Activity:
Reproduce the entries exactly, but keep the pictures out of the copy.
(Record excerpts begins)
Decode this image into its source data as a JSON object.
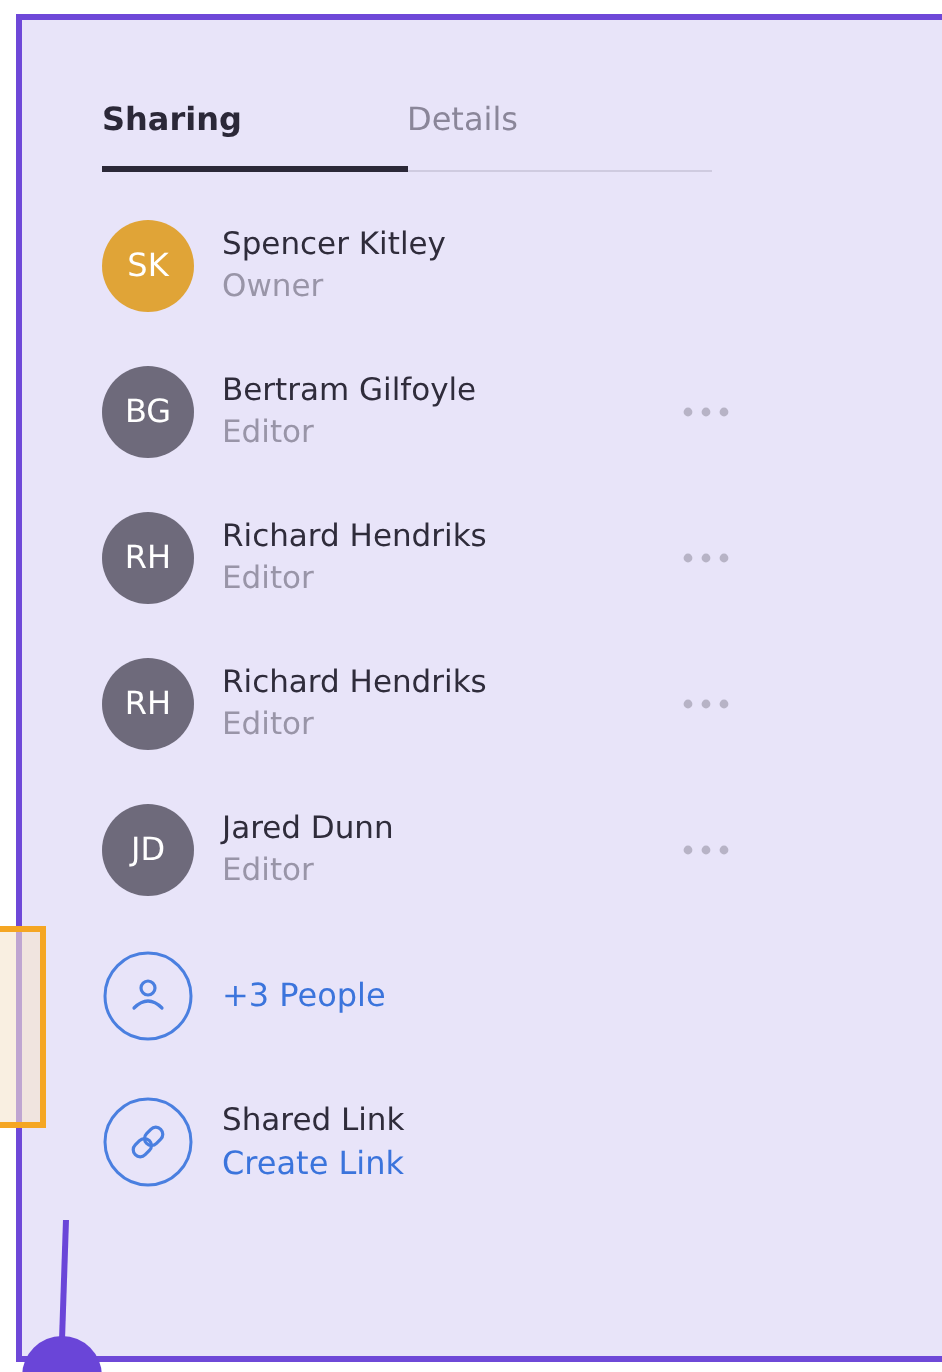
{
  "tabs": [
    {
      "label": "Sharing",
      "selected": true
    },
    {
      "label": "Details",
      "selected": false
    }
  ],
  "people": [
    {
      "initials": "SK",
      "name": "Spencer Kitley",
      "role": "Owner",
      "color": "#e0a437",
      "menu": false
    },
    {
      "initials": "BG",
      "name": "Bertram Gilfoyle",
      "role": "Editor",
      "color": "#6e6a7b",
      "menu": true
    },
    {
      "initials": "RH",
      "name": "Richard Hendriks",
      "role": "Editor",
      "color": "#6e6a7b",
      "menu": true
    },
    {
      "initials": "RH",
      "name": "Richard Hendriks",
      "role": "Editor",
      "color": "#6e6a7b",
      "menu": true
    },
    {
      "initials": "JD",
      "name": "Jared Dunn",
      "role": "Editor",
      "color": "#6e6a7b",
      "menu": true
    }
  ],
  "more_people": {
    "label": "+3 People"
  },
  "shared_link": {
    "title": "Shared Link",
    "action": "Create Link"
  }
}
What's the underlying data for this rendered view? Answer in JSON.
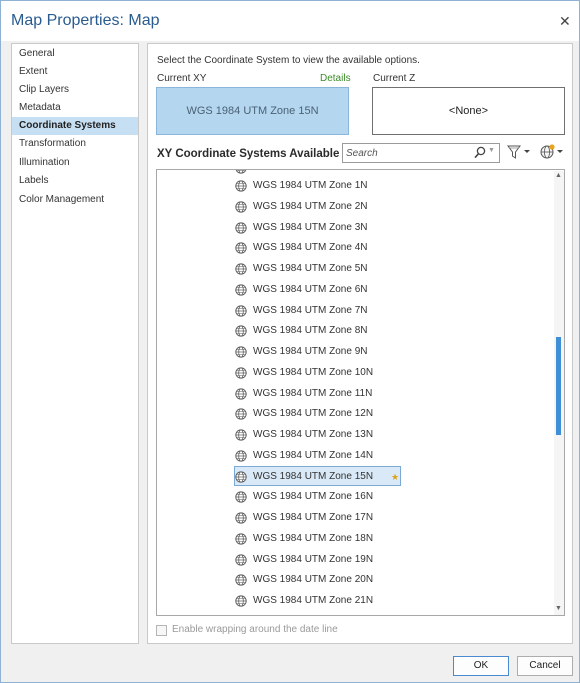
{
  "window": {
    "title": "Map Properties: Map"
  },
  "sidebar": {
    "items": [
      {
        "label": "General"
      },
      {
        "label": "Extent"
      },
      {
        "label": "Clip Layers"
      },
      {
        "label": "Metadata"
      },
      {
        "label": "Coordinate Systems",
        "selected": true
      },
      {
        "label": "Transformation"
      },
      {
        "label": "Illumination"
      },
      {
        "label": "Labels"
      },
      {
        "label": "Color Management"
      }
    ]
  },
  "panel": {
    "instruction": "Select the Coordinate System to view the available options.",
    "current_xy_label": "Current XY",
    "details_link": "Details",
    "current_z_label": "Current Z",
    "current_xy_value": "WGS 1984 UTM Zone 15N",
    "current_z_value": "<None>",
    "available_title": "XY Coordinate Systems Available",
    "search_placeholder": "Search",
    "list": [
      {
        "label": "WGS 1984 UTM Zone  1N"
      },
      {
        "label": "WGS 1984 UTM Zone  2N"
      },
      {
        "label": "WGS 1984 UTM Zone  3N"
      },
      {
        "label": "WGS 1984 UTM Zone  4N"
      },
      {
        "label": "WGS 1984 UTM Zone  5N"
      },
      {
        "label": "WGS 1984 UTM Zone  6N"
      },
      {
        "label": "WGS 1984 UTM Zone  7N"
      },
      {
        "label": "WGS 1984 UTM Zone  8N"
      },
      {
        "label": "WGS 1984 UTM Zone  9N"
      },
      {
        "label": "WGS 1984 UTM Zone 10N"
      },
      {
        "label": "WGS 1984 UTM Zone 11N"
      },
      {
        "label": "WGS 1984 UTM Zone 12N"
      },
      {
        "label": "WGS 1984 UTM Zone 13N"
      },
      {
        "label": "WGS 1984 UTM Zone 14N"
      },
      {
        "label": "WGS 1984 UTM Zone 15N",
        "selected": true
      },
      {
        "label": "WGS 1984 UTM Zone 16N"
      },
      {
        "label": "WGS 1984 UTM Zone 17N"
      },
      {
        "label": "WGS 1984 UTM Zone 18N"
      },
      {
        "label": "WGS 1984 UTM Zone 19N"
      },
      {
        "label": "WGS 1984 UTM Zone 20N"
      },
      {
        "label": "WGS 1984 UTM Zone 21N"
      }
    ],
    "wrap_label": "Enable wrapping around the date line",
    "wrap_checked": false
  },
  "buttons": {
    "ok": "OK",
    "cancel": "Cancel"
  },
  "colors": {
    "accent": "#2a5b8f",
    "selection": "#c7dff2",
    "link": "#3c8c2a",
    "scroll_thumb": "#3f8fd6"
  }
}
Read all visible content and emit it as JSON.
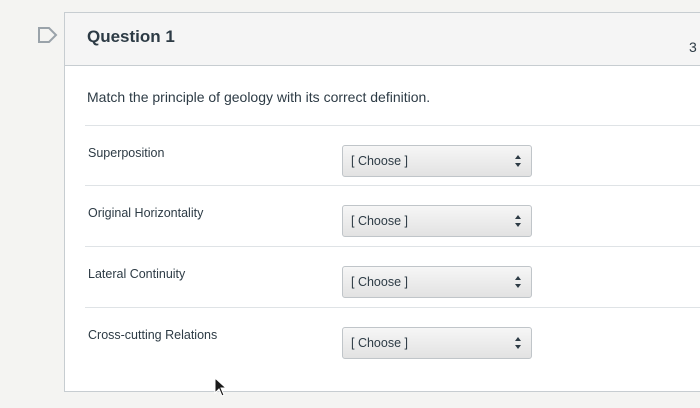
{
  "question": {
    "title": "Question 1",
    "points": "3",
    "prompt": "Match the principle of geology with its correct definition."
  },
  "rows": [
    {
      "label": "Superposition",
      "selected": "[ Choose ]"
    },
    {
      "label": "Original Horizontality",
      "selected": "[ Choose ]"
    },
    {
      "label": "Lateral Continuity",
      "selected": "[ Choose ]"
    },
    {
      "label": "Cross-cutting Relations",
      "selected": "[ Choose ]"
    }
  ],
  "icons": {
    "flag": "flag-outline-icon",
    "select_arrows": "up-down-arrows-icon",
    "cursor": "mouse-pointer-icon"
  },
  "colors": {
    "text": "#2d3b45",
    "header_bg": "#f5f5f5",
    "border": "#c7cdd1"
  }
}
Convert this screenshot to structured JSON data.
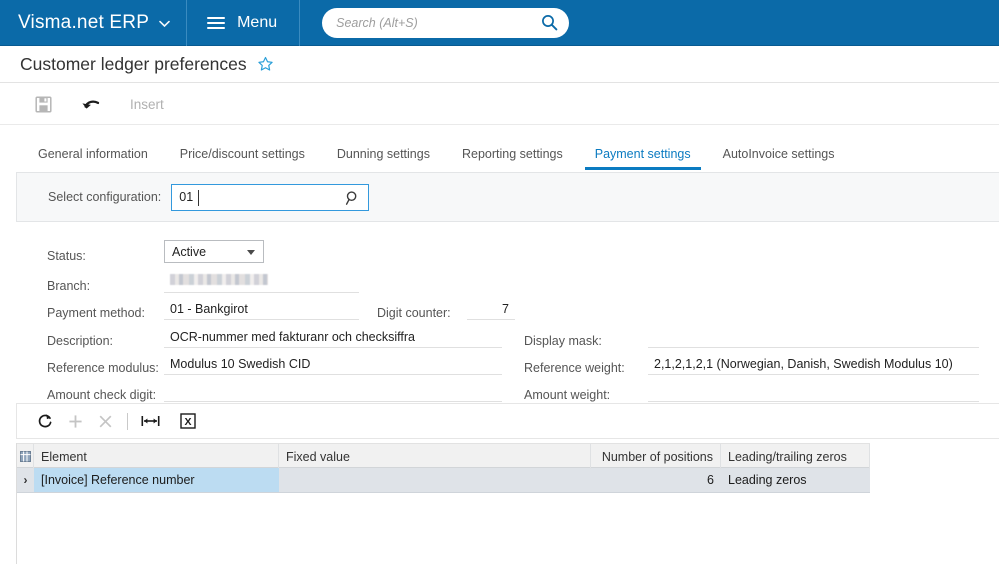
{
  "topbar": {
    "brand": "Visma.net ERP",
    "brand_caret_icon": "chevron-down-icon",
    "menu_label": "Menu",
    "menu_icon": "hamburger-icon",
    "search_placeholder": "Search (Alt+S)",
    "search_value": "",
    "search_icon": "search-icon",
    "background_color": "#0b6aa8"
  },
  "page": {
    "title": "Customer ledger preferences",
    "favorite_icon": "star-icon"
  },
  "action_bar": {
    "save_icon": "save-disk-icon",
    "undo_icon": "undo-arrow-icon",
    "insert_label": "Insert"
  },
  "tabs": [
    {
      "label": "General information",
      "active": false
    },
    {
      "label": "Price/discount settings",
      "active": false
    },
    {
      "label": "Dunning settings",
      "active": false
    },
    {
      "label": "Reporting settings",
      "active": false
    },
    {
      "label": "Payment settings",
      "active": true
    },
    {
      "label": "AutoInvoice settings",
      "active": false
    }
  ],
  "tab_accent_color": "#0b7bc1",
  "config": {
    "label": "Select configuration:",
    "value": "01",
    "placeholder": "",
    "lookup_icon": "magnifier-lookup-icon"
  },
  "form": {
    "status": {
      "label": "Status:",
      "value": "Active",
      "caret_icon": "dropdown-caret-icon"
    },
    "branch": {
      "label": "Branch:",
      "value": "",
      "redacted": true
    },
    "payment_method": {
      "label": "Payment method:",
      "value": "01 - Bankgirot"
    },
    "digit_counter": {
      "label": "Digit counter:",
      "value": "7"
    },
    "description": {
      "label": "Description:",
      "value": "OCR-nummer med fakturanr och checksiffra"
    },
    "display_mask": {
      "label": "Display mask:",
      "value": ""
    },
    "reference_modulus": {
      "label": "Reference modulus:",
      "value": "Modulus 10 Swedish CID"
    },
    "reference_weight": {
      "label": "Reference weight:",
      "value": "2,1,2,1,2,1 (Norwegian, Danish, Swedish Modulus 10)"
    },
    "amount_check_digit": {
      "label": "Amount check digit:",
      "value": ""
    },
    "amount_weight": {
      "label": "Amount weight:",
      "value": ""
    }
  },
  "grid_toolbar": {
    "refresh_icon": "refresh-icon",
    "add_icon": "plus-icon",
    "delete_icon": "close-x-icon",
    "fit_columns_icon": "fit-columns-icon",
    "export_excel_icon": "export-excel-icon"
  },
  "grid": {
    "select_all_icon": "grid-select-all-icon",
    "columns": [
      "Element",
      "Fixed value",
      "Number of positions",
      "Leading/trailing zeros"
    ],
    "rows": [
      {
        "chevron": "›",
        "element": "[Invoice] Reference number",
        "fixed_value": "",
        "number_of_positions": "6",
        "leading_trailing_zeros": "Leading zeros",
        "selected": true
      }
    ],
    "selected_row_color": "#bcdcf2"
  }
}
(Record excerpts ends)
Response to this task:
Decode this image into its source data as a JSON object.
{
  "tabs": [
    {
      "label": "Sharing",
      "selected": true
    },
    {
      "label": "Details",
      "selected": false
    }
  ],
  "people": [
    {
      "initials": "SK",
      "name": "Spencer Kitley",
      "role": "Owner",
      "color": "#e0a437",
      "menu": false
    },
    {
      "initials": "BG",
      "name": "Bertram Gilfoyle",
      "role": "Editor",
      "color": "#6e6a7b",
      "menu": true
    },
    {
      "initials": "RH",
      "name": "Richard Hendriks",
      "role": "Editor",
      "color": "#6e6a7b",
      "menu": true
    },
    {
      "initials": "RH",
      "name": "Richard Hendriks",
      "role": "Editor",
      "color": "#6e6a7b",
      "menu": true
    },
    {
      "initials": "JD",
      "name": "Jared Dunn",
      "role": "Editor",
      "color": "#6e6a7b",
      "menu": true
    }
  ],
  "more_people": {
    "label": "+3 People"
  },
  "shared_link": {
    "title": "Shared Link",
    "action": "Create Link"
  }
}
What's the underlying data for this rendered view? Answer in JSON.
{
  "window": {
    "title": "Map Properties: Map"
  },
  "sidebar": {
    "items": [
      {
        "label": "General"
      },
      {
        "label": "Extent"
      },
      {
        "label": "Clip Layers"
      },
      {
        "label": "Metadata"
      },
      {
        "label": "Coordinate Systems",
        "selected": true
      },
      {
        "label": "Transformation"
      },
      {
        "label": "Illumination"
      },
      {
        "label": "Labels"
      },
      {
        "label": "Color Management"
      }
    ]
  },
  "panel": {
    "instruction": "Select the Coordinate System to view the available options.",
    "current_xy_label": "Current XY",
    "details_link": "Details",
    "current_z_label": "Current Z",
    "current_xy_value": "WGS 1984 UTM Zone 15N",
    "current_z_value": "<None>",
    "available_title": "XY Coordinate Systems Available",
    "search_placeholder": "Search",
    "list": [
      {
        "label": "WGS 1984 UTM Zone  1N"
      },
      {
        "label": "WGS 1984 UTM Zone  2N"
      },
      {
        "label": "WGS 1984 UTM Zone  3N"
      },
      {
        "label": "WGS 1984 UTM Zone  4N"
      },
      {
        "label": "WGS 1984 UTM Zone  5N"
      },
      {
        "label": "WGS 1984 UTM Zone  6N"
      },
      {
        "label": "WGS 1984 UTM Zone  7N"
      },
      {
        "label": "WGS 1984 UTM Zone  8N"
      },
      {
        "label": "WGS 1984 UTM Zone  9N"
      },
      {
        "label": "WGS 1984 UTM Zone 10N"
      },
      {
        "label": "WGS 1984 UTM Zone 11N"
      },
      {
        "label": "WGS 1984 UTM Zone 12N"
      },
      {
        "label": "WGS 1984 UTM Zone 13N"
      },
      {
        "label": "WGS 1984 UTM Zone 14N"
      },
      {
        "label": "WGS 1984 UTM Zone 15N",
        "selected": true
      },
      {
        "label": "WGS 1984 UTM Zone 16N"
      },
      {
        "label": "WGS 1984 UTM Zone 17N"
      },
      {
        "label": "WGS 1984 UTM Zone 18N"
      },
      {
        "label": "WGS 1984 UTM Zone 19N"
      },
      {
        "label": "WGS 1984 UTM Zone 20N"
      },
      {
        "label": "WGS 1984 UTM Zone 21N"
      }
    ],
    "wrap_label": "Enable wrapping around the date line",
    "wrap_checked": false
  },
  "buttons": {
    "ok": "OK",
    "cancel": "Cancel"
  },
  "colors": {
    "accent": "#2a5b8f",
    "selection": "#c7dff2",
    "link": "#3c8c2a",
    "scroll_thumb": "#3f8fd6"
  }
}
Read all visible content and emit it as JSON.
{
  "question": {
    "title": "Question 1",
    "points": "3",
    "prompt": "Match the principle of geology with its correct definition."
  },
  "rows": [
    {
      "label": "Superposition",
      "selected": "[ Choose ]"
    },
    {
      "label": "Original Horizontality",
      "selected": "[ Choose ]"
    },
    {
      "label": "Lateral Continuity",
      "selected": "[ Choose ]"
    },
    {
      "label": "Cross-cutting Relations",
      "selected": "[ Choose ]"
    }
  ],
  "icons": {
    "flag": "flag-outline-icon",
    "select_arrows": "up-down-arrows-icon",
    "cursor": "mouse-pointer-icon"
  },
  "colors": {
    "text": "#2d3b45",
    "header_bg": "#f5f5f5",
    "border": "#c7cdd1"
  }
}
Convert this screenshot to structured JSON data.
{
  "topbar": {
    "brand": "Visma.net ERP",
    "brand_caret_icon": "chevron-down-icon",
    "menu_label": "Menu",
    "menu_icon": "hamburger-icon",
    "search_placeholder": "Search (Alt+S)",
    "search_value": "",
    "search_icon": "search-icon",
    "background_color": "#0b6aa8"
  },
  "page": {
    "title": "Customer ledger preferences",
    "favorite_icon": "star-icon"
  },
  "action_bar": {
    "save_icon": "save-disk-icon",
    "undo_icon": "undo-arrow-icon",
    "insert_label": "Insert"
  },
  "tabs": [
    {
      "label": "General information",
      "active": false
    },
    {
      "label": "Price/discount settings",
      "active": false
    },
    {
      "label": "Dunning settings",
      "active": false
    },
    {
      "label": "Reporting settings",
      "active": false
    },
    {
      "label": "Payment settings",
      "active": true
    },
    {
      "label": "AutoInvoice settings",
      "active": false
    }
  ],
  "tab_accent_color": "#0b7bc1",
  "config": {
    "label": "Select configuration:",
    "value": "01",
    "placeholder": "",
    "lookup_icon": "magnifier-lookup-icon"
  },
  "form": {
    "status": {
      "label": "Status:",
      "value": "Active",
      "caret_icon": "dropdown-caret-icon"
    },
    "branch": {
      "label": "Branch:",
      "value": "",
      "redacted": true
    },
    "payment_method": {
      "label": "Payment method:",
      "value": "01 - Bankgirot"
    },
    "digit_counter": {
      "label": "Digit counter:",
      "value": "7"
    },
    "description": {
      "label": "Description:",
      "value": "OCR-nummer med fakturanr och checksiffra"
    },
    "display_mask": {
      "label": "Display mask:",
      "value": ""
    },
    "reference_modulus": {
      "label": "Reference modulus:",
      "value": "Modulus 10 Swedish CID"
    },
    "reference_weight": {
      "label": "Reference weight:",
      "value": "2,1,2,1,2,1 (Norwegian, Danish, Swedish Modulus 10)"
    },
    "amount_check_digit": {
      "label": "Amount check digit:",
      "value": ""
    },
    "amount_weight": {
      "label": "Amount weight:",
      "value": ""
    }
  },
  "grid_toolbar": {
    "refresh_icon": "refresh-icon",
    "add_icon": "plus-icon",
    "delete_icon": "close-x-icon",
    "fit_columns_icon": "fit-columns-icon",
    "export_excel_icon": "export-excel-icon"
  },
  "grid": {
    "select_all_icon": "grid-select-all-icon",
    "columns": [
      "Element",
      "Fixed value",
      "Number of positions",
      "Leading/trailing zeros"
    ],
    "rows": [
      {
        "chevron": "›",
        "element": "[Invoice] Reference number",
        "fixed_value": "",
        "number_of_positions": "6",
        "leading_trailing_zeros": "Leading zeros",
        "selected": true
      }
    ],
    "selected_row_color": "#bcdcf2"
  }
}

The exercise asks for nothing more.